The Canucks added another winger to their prospect pool in exchange for a struggling defenceman.
The Vancouver Canucks have acquired prospect Josh Bloom from the Buffalo Sabres.

The Vancouver Canucks added another prospect to their pool on Monday.

The Canucks traded defenceman Riley Stillman to the Buffalo Sabres in return for 19-year-old winger Josh Bloom.

It's a bit of a surprising trade, as it seemed unlikely that Stillman had much value. The 24-year-old defenceman came to the Canucks as part of a cap dump trade, with the Canucks sending Jason Dickinson and a second-round pick to the Chicago Blackhawks to clear Dickinson's contract from their books, receiving Stillman in return.

Stillman struggled significantly in Vancouver, getting buried in the defensive zone. His defensive reads were questionable and he was frequently second to pucks. He earned a rare "F" grade in PITB's midseason report card

The one area where Stillman held his own was on the penalty kill, where he was one of the Canucks' better penalty killers. Unfortunately, being one of the best penalty killers on possibly the worst penalty kill in NHL history is damning with faint praise.

But Stillman evidently still held some trade value, as Canucks general manager Patrik Allvin was able to finagle a legitimate prospect out of the Sabres.

Josh Bloom was selected in the third round of the 2021 NHL Entry Draft after a lost season — Bloom didn't play in his draft year because of the OHL cancelling their season due to the COVID-19 pandemic.

Since then, Bloom has blossomed.

"I took advantage of the time I was given during quarantine to get in the gym and on the ice," said Bloom last season. "I wouldn't say I'm a different player, but more developed and much more comfortable this year than I was just a couple of years ago."

Bloom had 30 goals and 61 points in 67 games in his post-draft season, solid production for an 18-year-old winger who had missed an entire year of development, and it earned him an entry-level contract with the Sabres.
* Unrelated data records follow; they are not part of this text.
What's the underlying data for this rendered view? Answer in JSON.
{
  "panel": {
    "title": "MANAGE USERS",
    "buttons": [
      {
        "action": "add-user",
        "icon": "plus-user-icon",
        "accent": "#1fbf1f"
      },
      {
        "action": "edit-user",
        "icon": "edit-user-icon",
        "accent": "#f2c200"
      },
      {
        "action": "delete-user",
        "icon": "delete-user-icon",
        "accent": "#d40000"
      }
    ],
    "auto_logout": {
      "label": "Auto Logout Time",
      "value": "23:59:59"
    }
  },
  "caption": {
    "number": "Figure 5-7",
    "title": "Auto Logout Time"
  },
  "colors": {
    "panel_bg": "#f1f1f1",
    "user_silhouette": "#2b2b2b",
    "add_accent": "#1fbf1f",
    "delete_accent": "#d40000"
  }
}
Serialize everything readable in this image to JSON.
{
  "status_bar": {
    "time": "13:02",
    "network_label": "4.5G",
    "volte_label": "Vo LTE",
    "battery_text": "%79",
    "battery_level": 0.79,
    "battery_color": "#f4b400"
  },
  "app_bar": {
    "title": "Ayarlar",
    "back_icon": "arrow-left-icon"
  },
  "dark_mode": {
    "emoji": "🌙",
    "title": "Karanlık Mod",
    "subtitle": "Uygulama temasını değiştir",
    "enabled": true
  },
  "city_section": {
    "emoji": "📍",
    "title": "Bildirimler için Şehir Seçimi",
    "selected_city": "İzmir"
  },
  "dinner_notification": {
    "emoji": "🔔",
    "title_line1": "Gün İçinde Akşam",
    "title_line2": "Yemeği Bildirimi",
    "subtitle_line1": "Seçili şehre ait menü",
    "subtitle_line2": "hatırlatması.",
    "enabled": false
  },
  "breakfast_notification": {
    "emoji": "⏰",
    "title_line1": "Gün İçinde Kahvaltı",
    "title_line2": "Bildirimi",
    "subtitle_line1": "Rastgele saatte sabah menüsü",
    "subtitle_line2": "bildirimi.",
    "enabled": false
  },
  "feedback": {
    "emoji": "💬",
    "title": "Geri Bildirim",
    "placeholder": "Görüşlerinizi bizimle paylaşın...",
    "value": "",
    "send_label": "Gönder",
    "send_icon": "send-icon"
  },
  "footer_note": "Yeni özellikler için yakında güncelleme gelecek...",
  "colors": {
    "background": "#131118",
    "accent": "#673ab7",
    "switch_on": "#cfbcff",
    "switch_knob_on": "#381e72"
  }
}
He's followed that up this season with 58 points in 59 games but has particularly thrived since a trade to the North Bay Battalion. 

"Josh is coming in as one of the top players in our league already," said Battalion general manager Adam Dennis after acquiring him. "His speed, tenacity and leadership will complement our room very well. He had laid a great foundation in Saginaw. We feel like you win with players like Josh on your team."

Bloom was the captain of the Spirit before the trade, a sign of his leadership ability, while his skills on the ice make him a dangerous goalscorer. Speed is the calling card of his game, using it both offensively and defensively, with scouts praising his two-way game and penalty killing. He has a league-high four shorthanded goals this season.

"Lots of speed. I’m fast everywhere I play,” said Bloom. “I’m a big body who’s still learning how to use it, but at the same time, I can make an impact offensively and defensively. Whether I’m scoring, whether I’m not, I’ll find ways to impact the game and help the team out."

His progression has been noticed.

"It's like he's a completely different player," said a scout quoted in The Hockey News. "The improvements in his game have been immense. There's so much potential in Bloom's game now."

As with any mid-round prospect, Bloom remains a long shot to be an impact player in the NHL but getting a prospect with legitimate potential for a defenceman who has not looked like an NHL player is a big win for the Canucks. 

As an added bonus, the Canucks clear Stillman's $1.35 million cap hit from their books for the remainder of this season and next season.